** About this exercise **
Give the entries below again, word for word, and leave out the images.

Website and app data records:
_ _ _ _ _ _ _
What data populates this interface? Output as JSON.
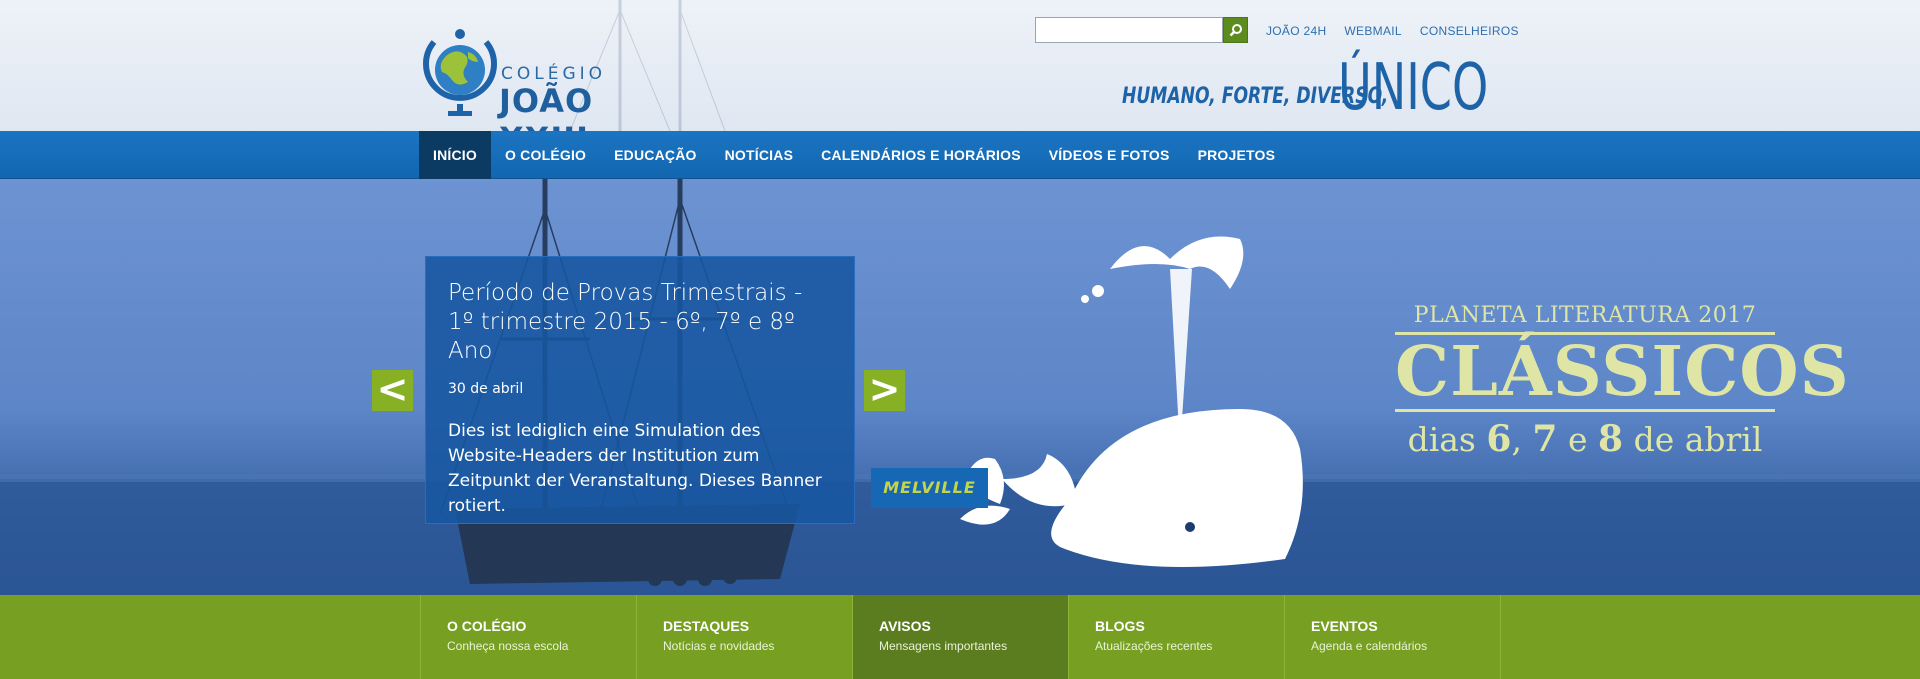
{
  "header": {
    "logo": {
      "top": "COLÉGIO",
      "bottom": "JOÃO XXIII"
    },
    "search": {
      "placeholder": "",
      "button_icon": "search-icon"
    },
    "top_links": [
      "JOÃO 24H",
      "WEBMAIL",
      "CONSELHEIROS"
    ],
    "tagline": {
      "small": "HUMANO, FORTE, DIVERSO,",
      "big": "ÚNICO"
    }
  },
  "nav": {
    "items": [
      "INÍCIO",
      "O COLÉGIO",
      "EDUCAÇÃO",
      "NOTÍCIAS",
      "CALENDÁRIOS E HORÁRIOS",
      "VÍDEOS E FOTOS",
      "PROJETOS"
    ],
    "active_index": 0
  },
  "banner": {
    "card": {
      "title": "Período de Provas Trimestrais - 1º trimestre 2015 - 6º, 7º e 8º Ano",
      "date": "30 de abril",
      "body": "Dies ist lediglich eine Simulation des Website-Headers der Institution zum Zeitpunkt der Veranstaltung. Dieses Banner rotiert."
    },
    "prev": "<",
    "next": ">",
    "tag": "MELVILLE",
    "promo": {
      "line1": "PLANETA LITERATURA 2017",
      "line2": "CLÁSSICOS",
      "line3_prefix": "dias",
      "d1": "6",
      "d2": "7",
      "conj": "e",
      "d3": "8",
      "line3_suffix": "de abril"
    }
  },
  "tiles": [
    {
      "title": "O COLÉGIO",
      "subtitle": "Conheça nossa escola"
    },
    {
      "title": "DESTAQUES",
      "subtitle": "Notícias e novidades"
    },
    {
      "title": "AVISOS",
      "subtitle": "Mensagens importantes"
    },
    {
      "title": "BLOGS",
      "subtitle": "Atualizações recentes"
    },
    {
      "title": "EVENTOS",
      "subtitle": "Agenda e calendários"
    }
  ],
  "colors": {
    "nav_blue": "#1b75c2",
    "nav_active": "#0b3a63",
    "green_bar": "#77a023",
    "green_active": "#5b7d20",
    "promo_text": "#dfe6a5"
  }
}
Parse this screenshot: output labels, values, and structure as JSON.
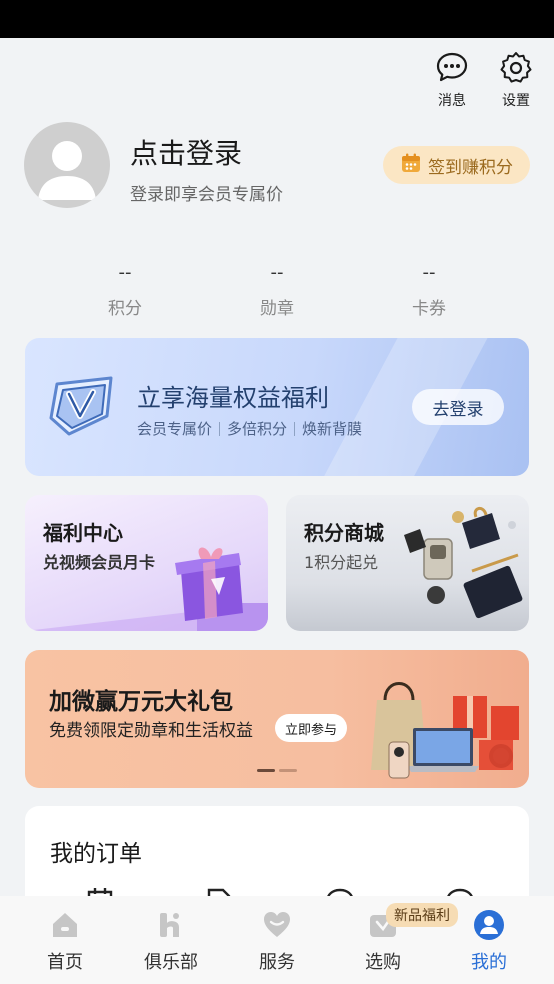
{
  "top_actions": {
    "messages_label": "消息",
    "settings_label": "设置"
  },
  "profile": {
    "login_title": "点击登录",
    "login_subtitle": "登录即享会员专属价",
    "checkin_label": "签到赚积分"
  },
  "stats": [
    {
      "value": "--",
      "label": "积分"
    },
    {
      "value": "--",
      "label": "勋章"
    },
    {
      "value": "--",
      "label": "卡券"
    }
  ],
  "vip_card": {
    "title": "立享海量权益福利",
    "tags": [
      "会员专属价",
      "多倍积分",
      "焕新背膜"
    ],
    "login_button": "去登录"
  },
  "promos": {
    "welfare": {
      "title": "福利中心",
      "subtitle": "兑视频会员月卡"
    },
    "points_mall": {
      "title": "积分商城",
      "subtitle": "1积分起兑"
    }
  },
  "banner": {
    "title": "加微赢万元大礼包",
    "subtitle": "免费领限定勋章和生活权益",
    "join_button": "立即参与"
  },
  "orders": {
    "title": "我的订单"
  },
  "tabbar": {
    "home": "首页",
    "club": "俱乐部",
    "service": "服务",
    "shop": "选购",
    "shop_badge": "新品福利",
    "mine": "我的"
  },
  "colors": {
    "accent": "#2a6fd6",
    "checkin_bg": "#fbe6c4",
    "banner_bg": "#f6bea0"
  }
}
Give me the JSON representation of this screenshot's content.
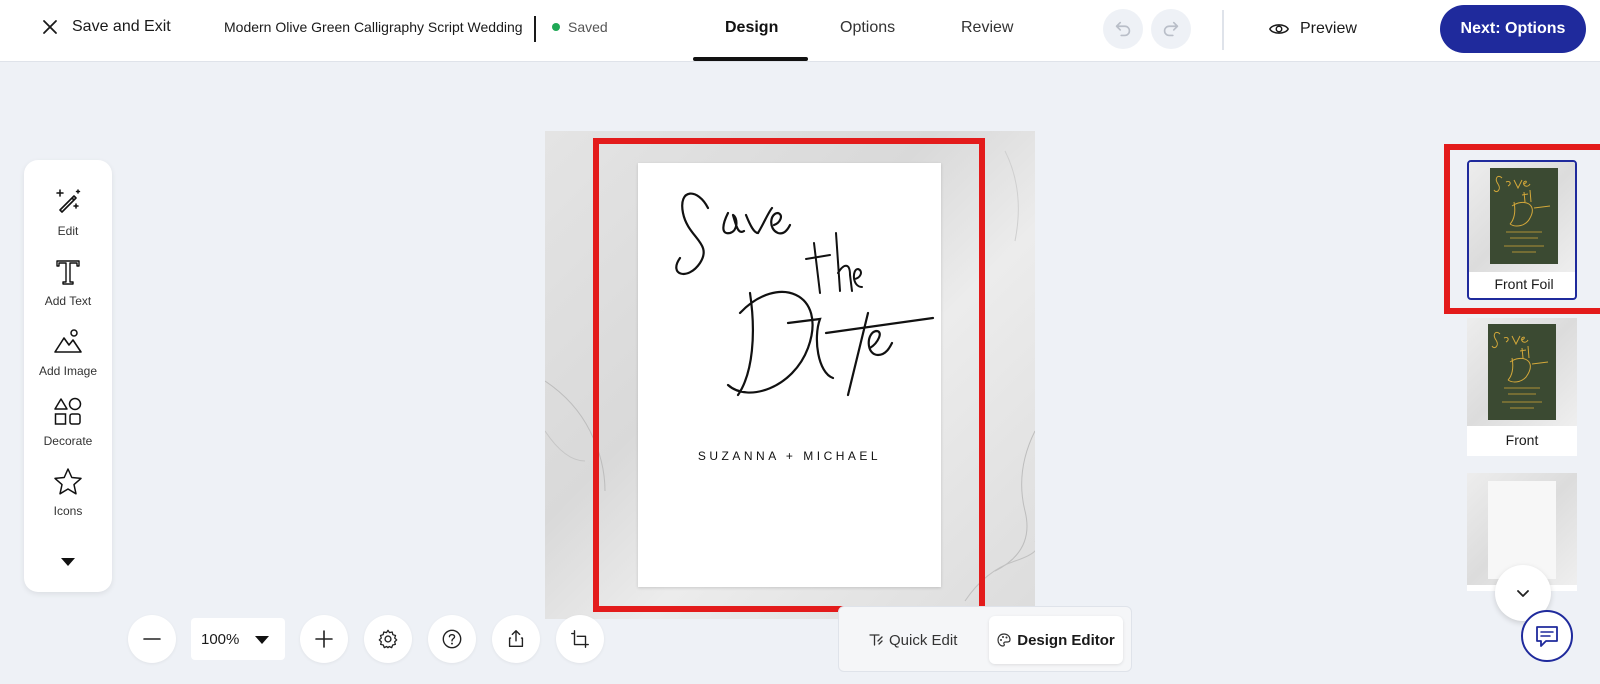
{
  "header": {
    "exit_label": "Save and Exit",
    "doc_title": "Modern Olive Green Calligraphy Script Wedding",
    "save_status": "Saved",
    "tabs": [
      {
        "label": "Design",
        "active": true
      },
      {
        "label": "Options",
        "active": false
      },
      {
        "label": "Review",
        "active": false
      }
    ],
    "preview_label": "Preview",
    "next_label": "Next: Options"
  },
  "tools": [
    {
      "label": "Edit",
      "icon": "magic-pencil-icon"
    },
    {
      "label": "Add Text",
      "icon": "text-t-icon"
    },
    {
      "label": "Add Image",
      "icon": "image-mountain-icon"
    },
    {
      "label": "Decorate",
      "icon": "shapes-icon"
    },
    {
      "label": "Icons",
      "icon": "star-icon"
    }
  ],
  "canvas": {
    "names": "SUZANNA + MICHAEL"
  },
  "controls": {
    "zoom": "100%",
    "quick_edit_label": "Quick Edit",
    "design_editor_label": "Design Editor"
  },
  "thumbnails": [
    {
      "label": "Front Foil",
      "selected": true
    },
    {
      "label": "Front",
      "selected": false
    },
    {
      "label": "",
      "selected": false
    }
  ],
  "colors": {
    "accent": "#1f2a9c",
    "highlight": "#e31b1b",
    "saved_dot": "#1fa855",
    "olive": "#3b4a32",
    "gold_foil": "#d4a83a"
  }
}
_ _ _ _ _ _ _
** Task output **
What data populates this interface? Output as JSON.
{
  "header": {
    "logo": {
      "top": "COLÉGIO",
      "bottom": "JOÃO XXIII"
    },
    "search": {
      "placeholder": "",
      "button_icon": "search-icon"
    },
    "top_links": [
      "JOÃO 24H",
      "WEBMAIL",
      "CONSELHEIROS"
    ],
    "tagline": {
      "small": "HUMANO, FORTE, DIVERSO,",
      "big": "ÚNICO"
    }
  },
  "nav": {
    "items": [
      "INÍCIO",
      "O COLÉGIO",
      "EDUCAÇÃO",
      "NOTÍCIAS",
      "CALENDÁRIOS E HORÁRIOS",
      "VÍDEOS E FOTOS",
      "PROJETOS"
    ],
    "active_index": 0
  },
  "banner": {
    "card": {
      "title": "Período de Provas Trimestrais - 1º trimestre 2015 - 6º, 7º e 8º Ano",
      "date": "30 de abril",
      "body": "Dies ist lediglich eine Simulation des Website-Headers der Institution zum Zeitpunkt der Veranstaltung. Dieses Banner rotiert."
    },
    "prev": "<",
    "next": ">",
    "tag": "MELVILLE",
    "promo": {
      "line1": "PLANETA LITERATURA 2017",
      "line2": "CLÁSSICOS",
      "line3_prefix": "dias",
      "d1": "6",
      "d2": "7",
      "conj": "e",
      "d3": "8",
      "line3_suffix": "de abril"
    }
  },
  "tiles": [
    {
      "title": "O COLÉGIO",
      "subtitle": "Conheça nossa escola"
    },
    {
      "title": "DESTAQUES",
      "subtitle": "Notícias e novidades"
    },
    {
      "title": "AVISOS",
      "subtitle": "Mensagens importantes"
    },
    {
      "title": "BLOGS",
      "subtitle": "Atualizações recentes"
    },
    {
      "title": "EVENTOS",
      "subtitle": "Agenda e calendários"
    }
  ],
  "colors": {
    "nav_blue": "#1b75c2",
    "nav_active": "#0b3a63",
    "green_bar": "#77a023",
    "green_active": "#5b7d20",
    "promo_text": "#dfe6a5"
  }
}
Parse this screenshot: output labels, values, and structure as JSON.
{
  "top_actions": {
    "messages_label": "消息",
    "settings_label": "设置"
  },
  "profile": {
    "login_title": "点击登录",
    "login_subtitle": "登录即享会员专属价",
    "checkin_label": "签到赚积分"
  },
  "stats": [
    {
      "value": "--",
      "label": "积分"
    },
    {
      "value": "--",
      "label": "勋章"
    },
    {
      "value": "--",
      "label": "卡券"
    }
  ],
  "vip_card": {
    "title": "立享海量权益福利",
    "tags": [
      "会员专属价",
      "多倍积分",
      "焕新背膜"
    ],
    "login_button": "去登录"
  },
  "promos": {
    "welfare": {
      "title": "福利中心",
      "subtitle": "兑视频会员月卡"
    },
    "points_mall": {
      "title": "积分商城",
      "subtitle": "1积分起兑"
    }
  },
  "banner": {
    "title": "加微赢万元大礼包",
    "subtitle": "免费领限定勋章和生活权益",
    "join_button": "立即参与"
  },
  "orders": {
    "title": "我的订单"
  },
  "tabbar": {
    "home": "首页",
    "club": "俱乐部",
    "service": "服务",
    "shop": "选购",
    "shop_badge": "新品福利",
    "mine": "我的"
  },
  "colors": {
    "accent": "#2a6fd6",
    "checkin_bg": "#fbe6c4",
    "banner_bg": "#f6bea0"
  }
}
Give me the JSON representation of this screenshot's content.
{
  "header": {
    "exit_label": "Save and Exit",
    "doc_title": "Modern Olive Green Calligraphy Script Wedding",
    "save_status": "Saved",
    "tabs": [
      {
        "label": "Design",
        "active": true
      },
      {
        "label": "Options",
        "active": false
      },
      {
        "label": "Review",
        "active": false
      }
    ],
    "preview_label": "Preview",
    "next_label": "Next: Options"
  },
  "tools": [
    {
      "label": "Edit",
      "icon": "magic-pencil-icon"
    },
    {
      "label": "Add Text",
      "icon": "text-t-icon"
    },
    {
      "label": "Add Image",
      "icon": "image-mountain-icon"
    },
    {
      "label": "Decorate",
      "icon": "shapes-icon"
    },
    {
      "label": "Icons",
      "icon": "star-icon"
    }
  ],
  "canvas": {
    "names": "SUZANNA + MICHAEL"
  },
  "controls": {
    "zoom": "100%",
    "quick_edit_label": "Quick Edit",
    "design_editor_label": "Design Editor"
  },
  "thumbnails": [
    {
      "label": "Front Foil",
      "selected": true
    },
    {
      "label": "Front",
      "selected": false
    },
    {
      "label": "",
      "selected": false
    }
  ],
  "colors": {
    "accent": "#1f2a9c",
    "highlight": "#e31b1b",
    "saved_dot": "#1fa855",
    "olive": "#3b4a32",
    "gold_foil": "#d4a83a"
  }
}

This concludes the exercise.